    December 14, 2006

  • Sounds like the letters Y R L S.

    May 17, 2008

  • "Messages from Nome to the states went over three handlings: radio, telegraph, and submarine cable. The U.S. Signal Corps made several attempts to link Nome via a submarine cable across Norton Sound to St. Michael, but the constant shifting of the ice across the seabed floor repeatedly carried the cable out to sea. With no other option available, the Corps turned to the relatively new technology of 'wireless telegraphy'; it built 200-foot towers at each end of Norton Sound, 133 miles apart, and successfully made Nome a part of the system. The radio link, however, was not without its own temporary problems. A blizzard in 1904 tore the roof off the station on the Nome side, filling the room up with snow and killing the fire in the potbelly stove that kept the operators warm. In a matter of seconds the temperature inside the station dropped to nearly 70 below and the water in the 6-horsepower gasoline engine that ran the generator froze, cracking the cylinder."
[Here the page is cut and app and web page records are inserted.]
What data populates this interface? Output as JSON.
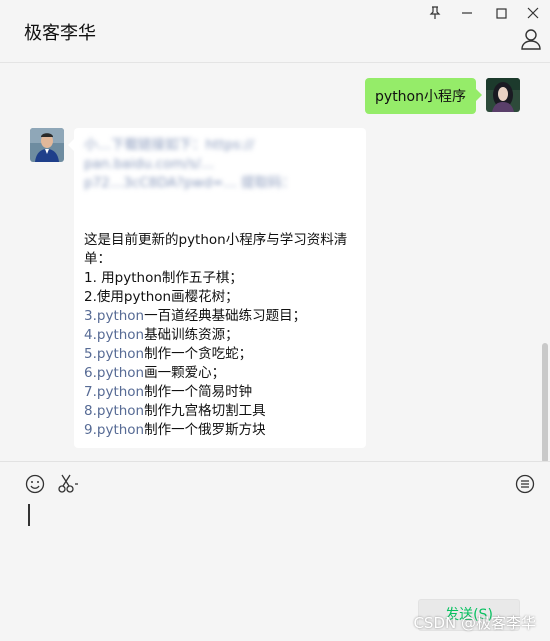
{
  "window": {
    "title": "极客李华",
    "controls": [
      "pin-icon",
      "minimize-icon",
      "maximize-icon",
      "close-icon"
    ]
  },
  "messages": {
    "outgoing": {
      "text": "python小程序"
    },
    "incoming": {
      "blurred_lines": [
        "小…下载链接如下：https://",
        "pan.baidu.com/s/…",
        "p72…3cC8DA?pwd=… 提取码："
      ],
      "blank": "",
      "intro": [
        "这是目前更新的python小程序与学习资料清",
        "单："
      ],
      "items": [
        {
          "num": "1.",
          "py": " 用python",
          "rest": "制作五子棋；",
          "linked": false
        },
        {
          "num": "2.",
          "py": "使用python",
          "rest": "画樱花树；",
          "linked": false
        },
        {
          "num": "3.",
          "py": "python",
          "rest": "一百道经典基础练习题目；",
          "linked": true
        },
        {
          "num": "4.",
          "py": "python",
          "rest": "基础训练资源；",
          "linked": true
        },
        {
          "num": "5.",
          "py": "python",
          "rest": "制作一个贪吃蛇；",
          "linked": true
        },
        {
          "num": "6.",
          "py": "python",
          "rest": "画一颗爱心；",
          "linked": true
        },
        {
          "num": "7.",
          "py": "python",
          "rest": "制作一个简易时钟",
          "linked": true
        },
        {
          "num": "8.",
          "py": "python",
          "rest": "制作九宫格切割工具",
          "linked": true
        },
        {
          "num": "9.",
          "py": "python",
          "rest": "制作一个俄罗斯方块",
          "linked": true
        }
      ]
    }
  },
  "input": {
    "send_label": "发送(S)",
    "tools": [
      "emoji-icon",
      "scissors-icon",
      "chat-history-icon"
    ]
  },
  "watermark": "CSDN @极客李华",
  "colors": {
    "outgoing_bubble": "#95ec69",
    "link": "#576b95",
    "send_text": "#07c160"
  }
}
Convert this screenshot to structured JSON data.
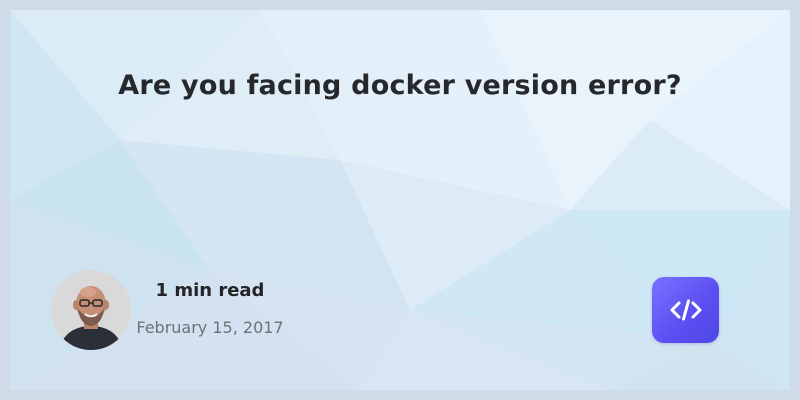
{
  "post": {
    "title": "Are you facing docker version error?",
    "read_time": "1 min read",
    "date": "February 15, 2017"
  },
  "author": {
    "avatar_icon": "author-avatar"
  },
  "badge": {
    "icon": "code-icon",
    "color": "#6b62f5"
  },
  "colors": {
    "frame": "#cfdbe6",
    "title": "#26282c",
    "date": "#6e7176"
  }
}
    --Gay Salisbury and Laney Salisbury, The Cruelest Miles: The Heroic Story of Dogs and Men in a Race against an Epidemic (NY and London: W.W. Norton & Co., 2003), 19n

    January 24, 2017